In the handful of times that I have been to Coney Island, there have been glamorous moments, and definitely less glamorous times (like when mom got pooped on by a passing seagull), but they have all added up to more fun than anywhere else I’ve ever been.
For starters, there was the day we feasted for four solid hours with Michael’s very Italian family before a round of Nathan’s famous hot dogs and a ride on the world’s oldest rollercoaster, the 1927 Cyclone.
Then there was the a day straight out of the Coney Island scene in the movie, Brooklyn, spent with a blue-eyed Frenchman and the last of September’s sunshine, or the unseasonably warm October day when I got caught splashing in the waves by a photographer from the New York Daily Mail and ended up in the paper. (Check it out HERE)
Even the less picturesque memories from Coney Island have been an adventure.
One bright Coney Island day before class, Mom and I were up to our waists in salt water, when we noticed a pesky seagull taking a dive at my sandwich.
It had been left lonely and unguarded along with my philosophy homework on the sand while we enjoyed the waves.
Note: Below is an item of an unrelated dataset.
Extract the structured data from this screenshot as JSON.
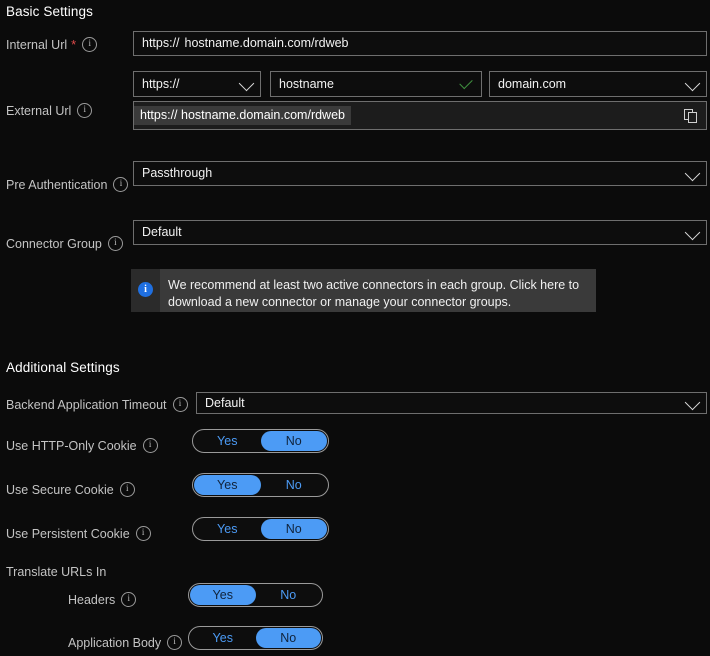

Laughing, we left the water and rescued the sandwich and entertained ourselves by eavesdropping on people around us while the sun dried our wet clothes.
A nearby man with a thick Brooklyn accent and and a beer gut was listening to classic rock on an 80’s boom-box and rambling on about the Yankees to his his blonde, bikini-clad girlfriend (she had to be at least 20 years younger than him).
“Gina, doll, you wouldn't believe what happened!” He said.
“Yeeeah, yeeeah, whateva.” She smacked on her bubble gum and took out some coupons and scissors so she could multi-task while she tanned.
Mom and I were getting so much entertainment out of the scene next to us that I almost didn’t notice the same seagull swoop in for another attempt at my sandwich. His mission was successful — but not for long.
Yes, there I was, in my vintage shorts and polka-dotted blouse running down the beach after a weighed-down, very determined, struggling seagull who was carrying a zip locked baggie in his beak.
I was several yards away, but I could hear mom snorting with laughter behind me. I could hear a few other sunbather’s joining in, but I didn’t care.
I wanted my sandwich back.
In case the suspense is killing you, yes, I did get my sandwich back. The shoreline erupted with applause over my victory, and I took a bow. And despite the holes in the ziplock bag from the pest’s beak, I did eat it, and it was quite good. (You may recall from THIS blogpost from our summer road trip that this isn’t the first time someone has taken my sandwich.)
What I love about Coney Island that, while it is a vibrant place to escape to, it is just so real. The man who runs the Cyclone has been at his job for almost 30 years.
“Every day I wake up, it’s not that I have to go to work. It’s that I get to. Everyone here is always so happy,” He told me one day. “It’s the happiest place on Earth.”
There are shops for tourists to dodge into, but they’re real shops with owners that care about community. There’s Lola Star’s shop, where Lola herself designs and sells unique souvenirs, and where she’s opened up an abandoned building as a roller rink around the corner.
The people on the beach aren’t sporting selfie sticks and fanny packs. They’re the woman that works at the laundromat and the guy that sells shoes down the road. They are the retired grandparents who came from Italy in the sixties, and now spend their mornings taking in the Coney Island glow.
You don’t have to spend 100 bucks on a Broadway Show or go to a quiet museum full of snooty art connoisseurs to get inspired. From the famous grafiti-style art walls to the street performers on the boardwalk, there's always something to see. All you need is a couple dollars for a Nathan’s hotdog or three and a place to sit in the sand, taking in conversations of passersby, fifties music from Lola’s gift shop, and the sound of the waves lightly tapping the shoreline.